▸ Task directions
To complete the exercise, write out all the data exactly.
-- Materials provided follows --
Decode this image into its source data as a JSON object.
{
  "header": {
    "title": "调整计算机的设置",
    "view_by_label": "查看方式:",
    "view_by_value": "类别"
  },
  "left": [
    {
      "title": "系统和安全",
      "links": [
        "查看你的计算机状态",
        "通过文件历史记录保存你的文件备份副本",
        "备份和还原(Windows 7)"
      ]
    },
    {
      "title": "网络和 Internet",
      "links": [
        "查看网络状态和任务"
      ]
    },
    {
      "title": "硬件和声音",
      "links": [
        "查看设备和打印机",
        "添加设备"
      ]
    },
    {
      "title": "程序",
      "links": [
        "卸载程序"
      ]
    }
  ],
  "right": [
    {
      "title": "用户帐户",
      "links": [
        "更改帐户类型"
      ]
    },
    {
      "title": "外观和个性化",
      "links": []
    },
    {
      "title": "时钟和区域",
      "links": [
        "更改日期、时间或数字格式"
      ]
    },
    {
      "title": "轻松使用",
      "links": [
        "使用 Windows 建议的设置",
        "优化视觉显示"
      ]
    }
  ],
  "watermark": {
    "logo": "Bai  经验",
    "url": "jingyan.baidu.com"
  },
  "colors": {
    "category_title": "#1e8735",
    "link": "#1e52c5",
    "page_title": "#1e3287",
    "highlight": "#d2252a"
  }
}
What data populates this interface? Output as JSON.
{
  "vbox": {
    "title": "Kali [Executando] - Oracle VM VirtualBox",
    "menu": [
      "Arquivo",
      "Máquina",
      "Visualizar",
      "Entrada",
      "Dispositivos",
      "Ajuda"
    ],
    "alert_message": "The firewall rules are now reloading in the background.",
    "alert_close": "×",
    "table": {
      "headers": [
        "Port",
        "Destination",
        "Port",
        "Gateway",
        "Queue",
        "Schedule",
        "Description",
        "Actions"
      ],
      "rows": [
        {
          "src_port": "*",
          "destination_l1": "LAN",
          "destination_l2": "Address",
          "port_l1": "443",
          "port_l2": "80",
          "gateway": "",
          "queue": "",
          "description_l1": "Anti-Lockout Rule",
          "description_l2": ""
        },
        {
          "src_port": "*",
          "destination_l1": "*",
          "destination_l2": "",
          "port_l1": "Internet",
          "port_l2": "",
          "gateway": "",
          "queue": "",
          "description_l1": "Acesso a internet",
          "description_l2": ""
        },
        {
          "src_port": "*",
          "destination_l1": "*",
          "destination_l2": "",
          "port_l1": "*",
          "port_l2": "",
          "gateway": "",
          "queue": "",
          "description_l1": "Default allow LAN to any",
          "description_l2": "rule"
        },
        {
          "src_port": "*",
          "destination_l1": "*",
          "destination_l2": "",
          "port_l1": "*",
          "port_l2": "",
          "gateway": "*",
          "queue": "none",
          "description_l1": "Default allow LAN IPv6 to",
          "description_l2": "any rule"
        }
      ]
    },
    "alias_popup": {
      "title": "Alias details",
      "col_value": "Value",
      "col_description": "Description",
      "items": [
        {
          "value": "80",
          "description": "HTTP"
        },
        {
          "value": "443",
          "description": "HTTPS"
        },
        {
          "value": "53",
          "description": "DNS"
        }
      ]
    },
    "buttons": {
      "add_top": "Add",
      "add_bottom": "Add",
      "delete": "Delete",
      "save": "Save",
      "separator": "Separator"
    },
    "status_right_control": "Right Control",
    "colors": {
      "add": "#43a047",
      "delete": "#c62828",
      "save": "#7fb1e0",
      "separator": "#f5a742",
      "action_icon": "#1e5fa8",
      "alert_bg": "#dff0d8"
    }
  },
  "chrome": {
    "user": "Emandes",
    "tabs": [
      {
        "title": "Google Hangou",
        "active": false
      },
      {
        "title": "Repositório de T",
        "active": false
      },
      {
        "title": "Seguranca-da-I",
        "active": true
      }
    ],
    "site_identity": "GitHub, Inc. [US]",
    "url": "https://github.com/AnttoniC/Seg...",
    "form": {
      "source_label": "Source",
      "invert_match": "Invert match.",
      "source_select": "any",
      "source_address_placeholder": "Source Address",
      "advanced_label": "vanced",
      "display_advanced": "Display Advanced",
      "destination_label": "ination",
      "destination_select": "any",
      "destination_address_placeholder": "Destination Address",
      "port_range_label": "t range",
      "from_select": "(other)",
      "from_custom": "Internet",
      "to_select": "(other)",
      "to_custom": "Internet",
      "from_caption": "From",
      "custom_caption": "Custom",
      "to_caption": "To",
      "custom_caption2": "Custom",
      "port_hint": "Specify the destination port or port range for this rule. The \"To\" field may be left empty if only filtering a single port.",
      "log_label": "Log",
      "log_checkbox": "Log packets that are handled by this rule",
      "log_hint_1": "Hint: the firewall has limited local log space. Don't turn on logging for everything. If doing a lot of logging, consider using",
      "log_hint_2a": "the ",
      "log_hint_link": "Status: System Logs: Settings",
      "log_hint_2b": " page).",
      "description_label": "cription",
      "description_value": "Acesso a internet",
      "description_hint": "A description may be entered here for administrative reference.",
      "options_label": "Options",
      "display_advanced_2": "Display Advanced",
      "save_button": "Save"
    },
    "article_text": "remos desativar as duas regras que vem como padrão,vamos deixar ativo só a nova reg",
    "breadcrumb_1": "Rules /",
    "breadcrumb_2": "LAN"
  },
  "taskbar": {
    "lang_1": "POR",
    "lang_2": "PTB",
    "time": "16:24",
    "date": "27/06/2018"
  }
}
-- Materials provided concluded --
▸ Exercise result
Decode this image into its source data as a JSON object.
{
  "header": {
    "title": "调整计算机的设置",
    "view_by_label": "查看方式:",
    "view_by_value": "类别"
  },
  "left": [
    {
      "title": "系统和安全",
      "links": [
        "查看你的计算机状态",
        "通过文件历史记录保存你的文件备份副本",
        "备份和还原(Windows 7)"
      ]
    },
    {
      "title": "网络和 Internet",
      "links": [
        "查看网络状态和任务"
      ]
    },
    {
      "title": "硬件和声音",
      "links": [
        "查看设备和打印机",
        "添加设备"
      ]
    },
    {
      "title": "程序",
      "links": [
        "卸载程序"
      ]
    }
  ],
  "right": [
    {
      "title": "用户帐户",
      "links": [
        "更改帐户类型"
      ]
    },
    {
      "title": "外观和个性化",
      "links": []
    },
    {
      "title": "时钟和区域",
      "links": [
        "更改日期、时间或数字格式"
      ]
    },
    {
      "title": "轻松使用",
      "links": [
        "使用 Windows 建议的设置",
        "优化视觉显示"
      ]
    }
  ],
  "watermark": {
    "logo": "Bai  经验",
    "url": "jingyan.baidu.com"
  },
  "colors": {
    "category_title": "#1e8735",
    "link": "#1e52c5",
    "page_title": "#1e3287",
    "highlight": "#d2252a"
  }
}
What data populates this interface? Output as JSON.
{
  "vbox": {
    "title": "Kali [Executando] - Oracle VM VirtualBox",
    "menu": [
      "Arquivo",
      "Máquina",
      "Visualizar",
      "Entrada",
      "Dispositivos",
      "Ajuda"
    ],
    "alert_message": "The firewall rules are now reloading in the background.",
    "alert_close": "×",
    "table": {
      "headers": [
        "Port",
        "Destination",
        "Port",
        "Gateway",
        "Queue",
        "Schedule",
        "Description",
        "Actions"
      ],
      "rows": [
        {
          "src_port": "*",
          "destination_l1": "LAN",
          "destination_l2": "Address",
          "port_l1": "443",
          "port_l2": "80",
          "gateway": "",
          "queue": "",
          "description_l1": "Anti-Lockout Rule",
          "description_l2": ""
        },
        {
          "src_port": "*",
          "destination_l1": "*",
          "destination_l2": "",
          "port_l1": "Internet",
          "port_l2": "",
          "gateway": "",
          "queue": "",
          "description_l1": "Acesso a internet",
          "description_l2": ""
        },
        {
          "src_port": "*",
          "destination_l1": "*",
          "destination_l2": "",
          "port_l1": "*",
          "port_l2": "",
          "gateway": "",
          "queue": "",
          "description_l1": "Default allow LAN to any",
          "description_l2": "rule"
        },
        {
          "src_port": "*",
          "destination_l1": "*",
          "destination_l2": "",
          "port_l1": "*",
          "port_l2": "",
          "gateway": "*",
          "queue": "none",
          "description_l1": "Default allow LAN IPv6 to",
          "description_l2": "any rule"
        }
      ]
    },
    "alias_popup": {
      "title": "Alias details",
      "col_value": "Value",
      "col_description": "Description",
      "items": [
        {
          "value": "80",
          "description": "HTTP"
        },
        {
          "value": "443",
          "description": "HTTPS"
        },
        {
          "value": "53",
          "description": "DNS"
        }
      ]
    },
    "buttons": {
      "add_top": "Add",
      "add_bottom": "Add",
      "delete": "Delete",
      "save": "Save",
      "separator": "Separator"
    },
    "status_right_control": "Right Control",
    "colors": {
      "add": "#43a047",
      "delete": "#c62828",
      "save": "#7fb1e0",
      "separator": "#f5a742",
      "action_icon": "#1e5fa8",
      "alert_bg": "#dff0d8"
    }
  },
  "chrome": {
    "user": "Emandes",
    "tabs": [
      {
        "title": "Google Hangou",
        "active": false
      },
      {
        "title": "Repositório de T",
        "active": false
      },
      {
        "title": "Seguranca-da-I",
        "active": true
      }
    ],
    "site_identity": "GitHub, Inc. [US]",
    "url": "https://github.com/AnttoniC/Seg...",
    "form": {
      "source_label": "Source",
      "invert_match": "Invert match.",
      "source_select": "any",
      "source_address_placeholder": "Source Address",
      "advanced_label": "vanced",
      "display_advanced": "Display Advanced",
      "destination_label": "ination",
      "destination_select": "any",
      "destination_address_placeholder": "Destination Address",
      "port_range_label": "t range",
      "from_select": "(other)",
      "from_custom": "Internet",
      "to_select": "(other)",
      "to_custom": "Internet",
      "from_caption": "From",
      "custom_caption": "Custom",
      "to_caption": "To",
      "custom_caption2": "Custom",
      "port_hint": "Specify the destination port or port range for this rule. The \"To\" field may be left empty if only filtering a single port.",
      "log_label": "Log",
      "log_checkbox": "Log packets that are handled by this rule",
      "log_hint_1": "Hint: the firewall has limited local log space. Don't turn on logging for everything. If doing a lot of logging, consider using",
      "log_hint_2a": "the ",
      "log_hint_link": "Status: System Logs: Settings",
      "log_hint_2b": " page).",
      "description_label": "cription",
      "description_value": "Acesso a internet",
      "description_hint": "A description may be entered here for administrative reference.",
      "options_label": "Options",
      "display_advanced_2": "Display Advanced",
      "save_button": "Save"
    },
    "article_text": "remos desativar as duas regras que vem como padrão,vamos deixar ativo só a nova reg",
    "breadcrumb_1": "Rules /",
    "breadcrumb_2": "LAN"
  },
  "taskbar": {
    "lang_1": "POR",
    "lang_2": "PTB",
    "time": "16:24",
    "date": "27/06/2018"
  }
}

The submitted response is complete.